Skip to content

Alzheimer's Disease Health Center

Font Size

Caring for a Parent with Alzheimer's: One Woman's Story

When her mother developed severe Alzheimer's, Sue Strickland brought her home to care for her.
By Sue Strickland
WebMD Magazine - Feature

I didn't know anything about Alzheimer's before my mother and my stepfather developed it at roughly the same time in the spring of 2005. I was living outside of Portland, Oregon; they were living in Mission, Texas. They were 86 and 84, respectively. I had tried to talk them into moving to an assisted-living community in Portland previously, but they always said they were doing fine. So I was surprised when my mother called one morning out of the blue and said, "We need help."

My husband and I immediately flew to Texas. And we walked into a nightmare. There were cockroaches in the kitchen and maggots in the fridge; the bathrooms were filthy, and we found evidence of rats. Both my mom and stepdad were skinny as rails. Their hair was dirty and scraggly. It looked like they hadn't bathed, eaten, or changed their clothing in months.

My husband and I immediately took over. We got durable power of attorney for both so we could handle all their affairs and started packing their belongings with the goal of moving them to Oregon. But after two weeks, my stepfather was hospitalized, and several weeks later, he died of pneumonia. I think once he knew we were there to take care of my mother, he could let go.

Living With a Parent With Alzheimer's

My mother moved in with us in Oregon. Caring for her was exhausting and heartbreaking. I work full-time as a police records specialist, so my retired husband took care of her during the day. He's the last person you'd expect to be a caregiver -- he's a big bear of a man who likes to hunt and fish -- but he would bathe her, dress her, paint her nails, and bring her to meet me for lunch. When I got home from work, he'd need a break, so I'd take over. I was also organizing her finances -- Social Security, Medicare, and selling her house in Texas. She often woke us up at night to help her to the bathroom; one night she woke us up 14 times. Sometimes it was so frustrating I had to scream into my pillow, if I wasn't crying into it already.

But other days she would sit and talk with us, just like the old days. Those are the days I remember best. We were lucky -- she never got to the point where she didn't recognize us or was violent. She stayed sweet and docile until the end when she died, at 88, of heart failure.

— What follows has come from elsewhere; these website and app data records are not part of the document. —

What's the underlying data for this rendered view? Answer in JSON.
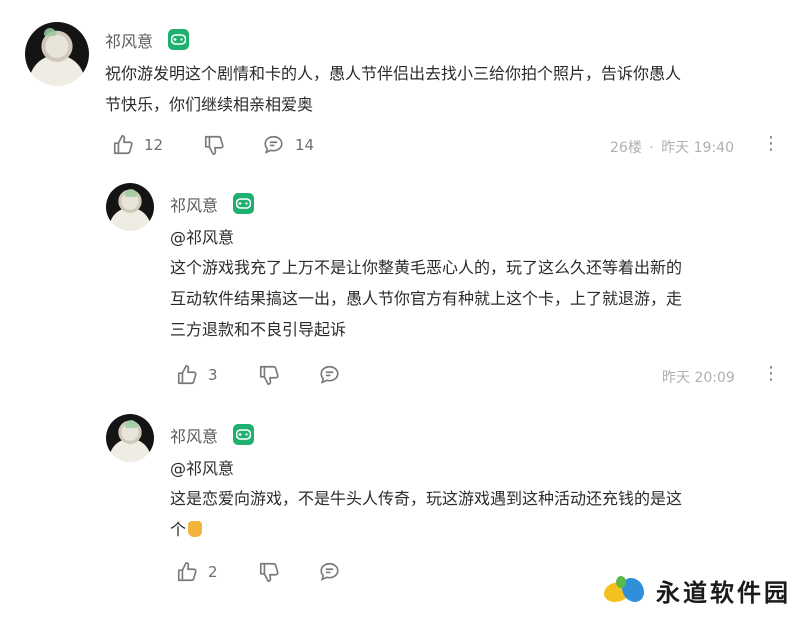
{
  "comments": [
    {
      "username": "祁风意",
      "lines": [
        "祝你游发明这个剧情和卡的人，愚人节伴侣出去找小三给你拍个照片，告诉你愚人",
        "节快乐，你们继续相亲相爱奥"
      ],
      "likes": "12",
      "replies": "14",
      "floor": "26楼",
      "separator": "·",
      "time": "昨天 19:40"
    },
    {
      "username": "祁风意",
      "mention": "@祁风意",
      "lines": [
        "这个游戏我充了上万不是让你整黄毛恶心人的，玩了这么久还等着出新的",
        "互动软件结果搞这一出，愚人节你官方有种就上这个卡，上了就退游，走",
        "三方退款和不良引导起诉"
      ],
      "likes": "3",
      "time": "昨天 20:09"
    },
    {
      "username": "祁风意",
      "mention": "@祁风意",
      "lines": [
        "这是恋爱向游戏，不是牛头人传奇，玩这游戏遇到这种活动还充钱的是这",
        "个"
      ],
      "likes": "2"
    }
  ],
  "icons": {
    "like": "thumbs-up-icon",
    "dislike": "thumbs-down-icon",
    "reply": "comment-icon",
    "more": "more-vertical-icon",
    "badge": "gamepad-icon",
    "emoji": "thumbs-up-emoji"
  },
  "colors": {
    "badge": "#1fb070",
    "meta": "#b0b0b0",
    "text": "#2b2b2b"
  },
  "watermark": {
    "text": "永道软件园"
  }
}
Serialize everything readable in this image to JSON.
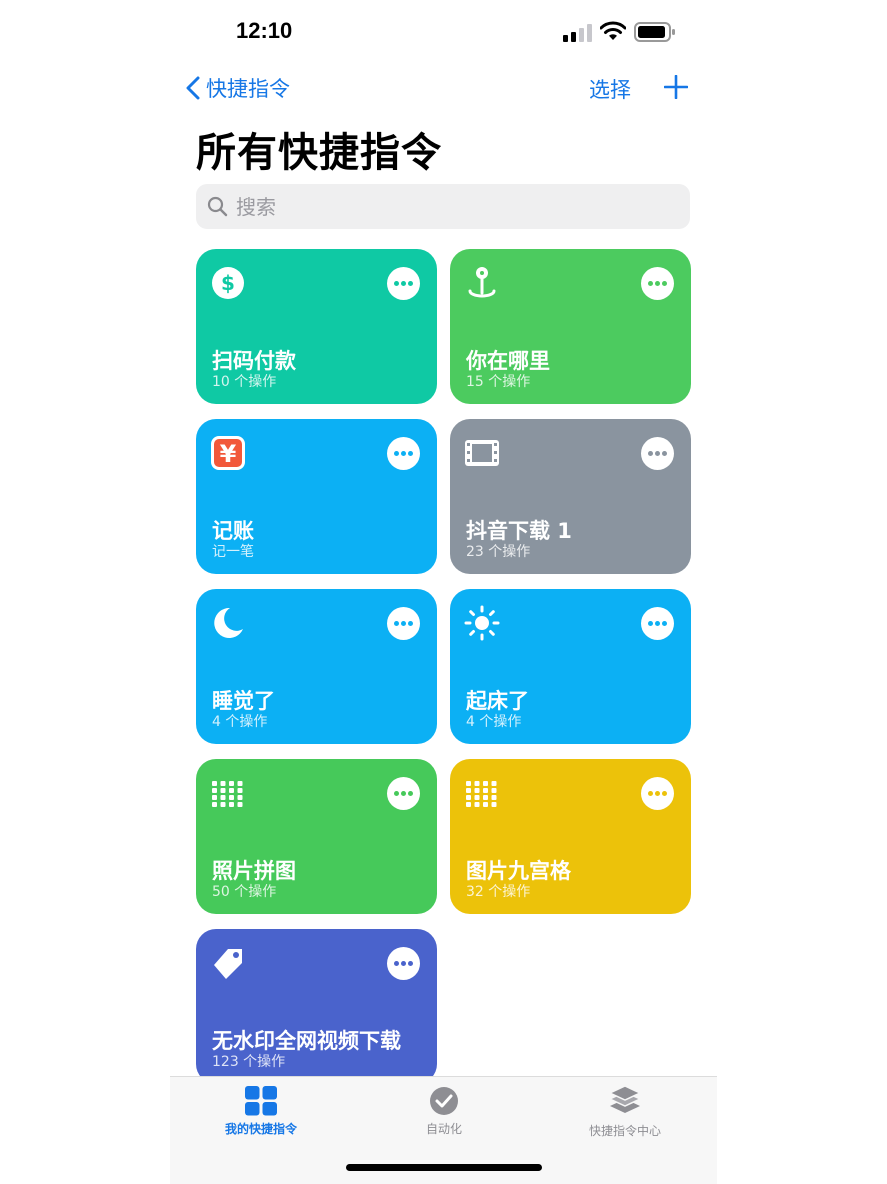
{
  "status": {
    "time": "12:10"
  },
  "nav": {
    "back_label": "快捷指令",
    "select_label": "选择"
  },
  "page": {
    "title": "所有快捷指令"
  },
  "search": {
    "placeholder": "搜索"
  },
  "shortcuts": [
    {
      "title": "扫码付款",
      "subtitle": "10 个操作",
      "icon": "dollar-icon",
      "color": "#0fc9a4"
    },
    {
      "title": "你在哪里",
      "subtitle": "15 个操作",
      "icon": "location-pin-icon",
      "color": "#4ccb5f"
    },
    {
      "title": "记账",
      "subtitle": "记一笔",
      "icon": "yuan-app-icon",
      "color": "#0cb0f4"
    },
    {
      "title": "抖音下载 1",
      "subtitle": "23 个操作",
      "icon": "film-icon",
      "color": "#8a949f"
    },
    {
      "title": "睡觉了",
      "subtitle": "4 个操作",
      "icon": "moon-icon",
      "color": "#0cb0f4"
    },
    {
      "title": "起床了",
      "subtitle": "4 个操作",
      "icon": "sun-icon",
      "color": "#0cb0f4"
    },
    {
      "title": "照片拼图",
      "subtitle": "50 个操作",
      "icon": "grid-icon",
      "color": "#46c95a"
    },
    {
      "title": "图片九宫格",
      "subtitle": "32 个操作",
      "icon": "grid-icon",
      "color": "#ecc20a"
    },
    {
      "title": "无水印全网视频下载",
      "subtitle": "123 个操作",
      "icon": "tag-icon",
      "color": "#4a63cc"
    }
  ],
  "tabs": [
    {
      "label": "我的快捷指令",
      "icon": "my-shortcuts-icon",
      "active": true
    },
    {
      "label": "自动化",
      "icon": "automation-icon",
      "active": false
    },
    {
      "label": "快捷指令中心",
      "icon": "gallery-icon",
      "active": false
    }
  ],
  "colors": {
    "accent": "#1677e6",
    "tab_inactive": "#8e8e93"
  }
}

Looking back, I can't believe the strength I had. I had no idea I could do what I did -- willingly and with no regrets. Although she's gone now, I stay on WebMD's Alzheimer's Exchange as a tribute to her. I want to help others understand it's OK to get angry, frustrated, and sad. And I want them to know it's important to cherish the good days. If you give your parent or loved one a lot of love and support, you will never have any regrets.

Reviewed on February 15, 2010

Today on WebMD

Remember your finger
When it’s more than just forgetfulness.
senior man with serious expression
Which kinds are treatable?
senior man
Common symptoms to look for.
mri scan of human brain
Can drinking red wine reverse the disease?
senior man
daughter and father
Making Diagnosis
Colored mri of brain
Close up of elderly couple holding hands
senior woman with lost expression
Woman comforting ailing mother
Alzheimers Dementia